And public screenings of The Rocky Horror Picture Show have long-established elaborate, even intimidating rituals for first-timers, thus making the experience about so many things other than the “film itself.” Furthermore, a lack of adequate knowledge about the original cult object in question can prevent even a basic engagement with its intended appeal when one encounters ancillary cult practices; Spinal Tap, for instance, spoke of many fans who had never seen the film and seemed not to get the joke when they went on tour.

Perhaps most cult films require the technology of home viewing. Older beloved films from cinema’s margins, like Manos: The Hands of Fate or Ed Wood’s filmography, came to be appreciated decades after their initial release through the legacy-forming possibilities of television and home video. It makes sense that the uninitiated would have to “do their homework” per se, watching The Room or Rocky Horror at home or with a small group of friends, to develop a basic understanding of the appeal of the object in question in order to subsequently participate in its interactive rituals. Such rituals are far from the ideal first-viewing context, and minimal-participation viewing is typically the best guide for understanding why such a cult developed around the film in the first place.

This isn’t a hard-and-fast rule, of course. Some can appreciate any of these films in a way that they couldn’t possibly experience at home, and many cult films haven’t developed rituals at all. I’m thinking in particular about a screening of Troll 2 I once attended at one of the Alamo Drafthouse’s Terror Tuesdays. Strict and necessary no-talking policy in tow, the nuances of Troll 2’s anti-vegetarian propaganda were all the more enjoyable on a giant screen with an elated captive audience filled to capacity. And some movie experiences simply aren’t replicable anywhere else, like a midnight showing of Alejandro Jodorowsky’s El Topo (psychedelic assistance non-optional). But what’s important is that, in the tradition of cult movies, ritual develops after appreciation in an evolutionary sense, with a subculture emerging from a shared love of a cinematic object and eventually forming a set of practices to exhibit a collective love of a film.

But with a couple of recent films that seem to occupy a similar category, the order of events is rather different. Practices and exhibitions of appreciation can appear simultaneously with mass initiations into the love of the cult film itself, and this has some complicated implications for what we deem worthy of “cult film” status.

Landon is a PhD candidate currently finishing a dissertation on rock 'n' roll movies at Indiana University's department of Communication and Culture.

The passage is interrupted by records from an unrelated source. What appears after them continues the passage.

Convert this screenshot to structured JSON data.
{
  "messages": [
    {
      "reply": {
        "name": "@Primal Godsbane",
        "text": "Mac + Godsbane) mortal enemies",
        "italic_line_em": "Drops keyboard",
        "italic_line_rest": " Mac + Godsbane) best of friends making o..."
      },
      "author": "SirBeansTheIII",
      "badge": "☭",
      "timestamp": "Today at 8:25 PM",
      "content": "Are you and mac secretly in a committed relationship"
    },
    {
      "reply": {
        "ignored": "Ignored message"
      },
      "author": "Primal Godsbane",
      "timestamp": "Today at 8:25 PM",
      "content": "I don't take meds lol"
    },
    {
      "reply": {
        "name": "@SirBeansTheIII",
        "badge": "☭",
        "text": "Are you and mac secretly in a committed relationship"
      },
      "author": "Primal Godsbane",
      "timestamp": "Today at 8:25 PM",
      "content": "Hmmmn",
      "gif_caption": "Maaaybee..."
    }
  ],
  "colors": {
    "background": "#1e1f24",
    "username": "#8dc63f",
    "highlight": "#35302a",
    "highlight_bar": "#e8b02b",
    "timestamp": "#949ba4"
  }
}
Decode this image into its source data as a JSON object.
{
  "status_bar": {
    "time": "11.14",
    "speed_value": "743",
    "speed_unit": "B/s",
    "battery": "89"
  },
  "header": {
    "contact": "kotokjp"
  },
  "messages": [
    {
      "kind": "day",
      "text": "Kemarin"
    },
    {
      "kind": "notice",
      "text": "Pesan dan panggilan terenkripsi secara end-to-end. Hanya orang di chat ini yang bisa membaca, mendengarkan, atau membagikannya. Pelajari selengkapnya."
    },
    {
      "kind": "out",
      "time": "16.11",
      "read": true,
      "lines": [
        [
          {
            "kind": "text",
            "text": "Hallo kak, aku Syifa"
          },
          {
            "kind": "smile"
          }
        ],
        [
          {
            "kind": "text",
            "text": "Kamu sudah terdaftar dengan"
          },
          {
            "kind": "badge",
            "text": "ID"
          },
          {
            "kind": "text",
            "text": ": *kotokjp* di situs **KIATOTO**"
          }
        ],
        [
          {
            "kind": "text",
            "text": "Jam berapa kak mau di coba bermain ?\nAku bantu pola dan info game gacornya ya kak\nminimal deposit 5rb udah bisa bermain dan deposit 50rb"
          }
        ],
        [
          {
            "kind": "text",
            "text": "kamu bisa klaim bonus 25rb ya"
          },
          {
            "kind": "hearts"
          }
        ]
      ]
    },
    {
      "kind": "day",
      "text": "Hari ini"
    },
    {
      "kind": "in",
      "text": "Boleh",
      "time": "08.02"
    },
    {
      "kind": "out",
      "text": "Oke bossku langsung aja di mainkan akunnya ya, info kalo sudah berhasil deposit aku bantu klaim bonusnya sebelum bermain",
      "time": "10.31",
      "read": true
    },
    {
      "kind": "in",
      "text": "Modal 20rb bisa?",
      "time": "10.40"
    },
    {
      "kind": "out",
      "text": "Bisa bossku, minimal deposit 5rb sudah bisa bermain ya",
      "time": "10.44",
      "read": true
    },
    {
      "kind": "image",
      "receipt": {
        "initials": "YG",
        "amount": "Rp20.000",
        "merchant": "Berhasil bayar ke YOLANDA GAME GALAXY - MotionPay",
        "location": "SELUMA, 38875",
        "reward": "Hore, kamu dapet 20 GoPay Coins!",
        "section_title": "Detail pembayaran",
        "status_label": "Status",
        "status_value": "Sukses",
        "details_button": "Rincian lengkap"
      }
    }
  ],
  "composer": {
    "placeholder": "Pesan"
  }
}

Read More from Landon Palmer
Get Film School Rejects in your email. All the cool kids are doing it:
Previous Article
Next Article
Reject Nation
Leave a comment
Comment Policy: No hate speech allowed. If you must argue, please debate intelligently. Comments containing selected keywords or outbound links will be put into moderation to help prevent spam. Film School Rejects reserves the right to delete comments and ban anyone who doesn't follow the rules. We also reserve the right to modify any curse words in your comments and make you look like an idiot. Thank You!